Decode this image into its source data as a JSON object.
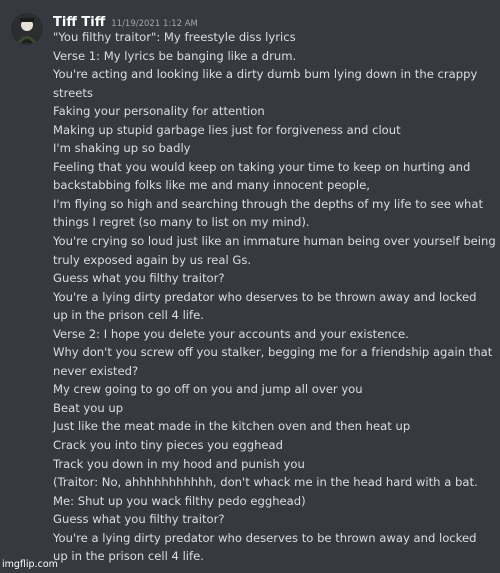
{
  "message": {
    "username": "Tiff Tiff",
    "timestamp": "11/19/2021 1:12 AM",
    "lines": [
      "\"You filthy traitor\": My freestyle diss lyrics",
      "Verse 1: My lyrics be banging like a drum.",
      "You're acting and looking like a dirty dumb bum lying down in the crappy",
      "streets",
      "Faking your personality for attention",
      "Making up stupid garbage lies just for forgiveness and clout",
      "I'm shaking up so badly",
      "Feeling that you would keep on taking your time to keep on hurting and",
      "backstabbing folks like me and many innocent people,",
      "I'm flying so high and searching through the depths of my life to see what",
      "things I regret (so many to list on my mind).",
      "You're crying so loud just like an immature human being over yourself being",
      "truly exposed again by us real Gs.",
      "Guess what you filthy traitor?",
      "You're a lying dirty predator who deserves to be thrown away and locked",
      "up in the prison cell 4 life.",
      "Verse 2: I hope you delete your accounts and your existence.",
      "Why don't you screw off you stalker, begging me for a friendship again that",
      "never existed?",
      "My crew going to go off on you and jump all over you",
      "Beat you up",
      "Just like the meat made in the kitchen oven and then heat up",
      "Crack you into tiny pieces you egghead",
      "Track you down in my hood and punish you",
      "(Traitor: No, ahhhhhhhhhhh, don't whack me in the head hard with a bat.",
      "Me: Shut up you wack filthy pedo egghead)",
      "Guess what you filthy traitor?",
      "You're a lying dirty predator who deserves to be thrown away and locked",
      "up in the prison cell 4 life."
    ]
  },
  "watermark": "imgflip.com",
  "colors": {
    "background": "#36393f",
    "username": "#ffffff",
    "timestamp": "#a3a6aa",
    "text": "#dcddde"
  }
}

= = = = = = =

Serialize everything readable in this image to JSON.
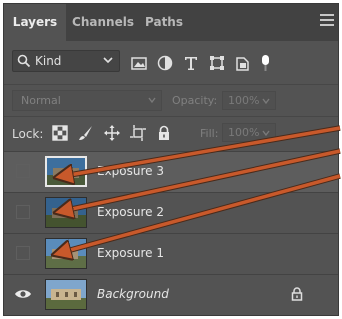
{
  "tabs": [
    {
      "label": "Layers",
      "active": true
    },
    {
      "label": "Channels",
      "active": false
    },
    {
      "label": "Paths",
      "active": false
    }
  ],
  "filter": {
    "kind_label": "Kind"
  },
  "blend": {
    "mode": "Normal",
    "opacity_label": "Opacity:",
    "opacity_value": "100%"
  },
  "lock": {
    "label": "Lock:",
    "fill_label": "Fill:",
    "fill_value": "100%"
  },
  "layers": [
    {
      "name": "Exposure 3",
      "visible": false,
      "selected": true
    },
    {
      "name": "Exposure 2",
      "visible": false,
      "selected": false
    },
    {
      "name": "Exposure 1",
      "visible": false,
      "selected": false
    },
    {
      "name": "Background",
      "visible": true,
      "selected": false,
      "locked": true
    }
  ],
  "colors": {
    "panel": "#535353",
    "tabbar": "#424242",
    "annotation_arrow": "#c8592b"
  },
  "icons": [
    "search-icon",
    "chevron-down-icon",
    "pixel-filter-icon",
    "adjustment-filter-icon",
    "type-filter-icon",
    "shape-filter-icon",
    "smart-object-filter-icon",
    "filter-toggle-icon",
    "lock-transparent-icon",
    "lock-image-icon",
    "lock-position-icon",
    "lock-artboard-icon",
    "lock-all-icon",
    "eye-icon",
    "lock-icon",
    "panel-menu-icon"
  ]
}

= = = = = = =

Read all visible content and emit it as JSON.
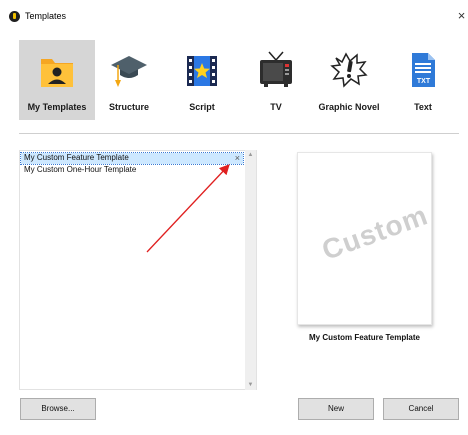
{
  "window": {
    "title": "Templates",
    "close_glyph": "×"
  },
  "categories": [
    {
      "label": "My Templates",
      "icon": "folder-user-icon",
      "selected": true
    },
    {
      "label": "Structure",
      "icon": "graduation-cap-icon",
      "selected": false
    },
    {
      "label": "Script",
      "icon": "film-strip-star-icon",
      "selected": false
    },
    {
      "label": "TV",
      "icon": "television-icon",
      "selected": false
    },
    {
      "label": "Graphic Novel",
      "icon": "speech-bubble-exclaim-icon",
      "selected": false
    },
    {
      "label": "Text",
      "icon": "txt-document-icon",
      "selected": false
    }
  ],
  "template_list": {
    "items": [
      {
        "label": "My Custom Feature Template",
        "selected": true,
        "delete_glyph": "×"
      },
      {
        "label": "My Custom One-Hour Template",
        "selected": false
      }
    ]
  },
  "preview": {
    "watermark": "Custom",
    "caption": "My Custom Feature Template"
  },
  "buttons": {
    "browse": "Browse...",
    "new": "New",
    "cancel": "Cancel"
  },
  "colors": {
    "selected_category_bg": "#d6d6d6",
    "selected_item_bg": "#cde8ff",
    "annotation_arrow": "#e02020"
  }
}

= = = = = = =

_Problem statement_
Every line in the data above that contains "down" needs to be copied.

_Output for this exercise_
      "You're acting and looking like a dirty dumb bum lying down in the crappy",
      "Track you down in my hood and punish you",
    "chevron-down-icon",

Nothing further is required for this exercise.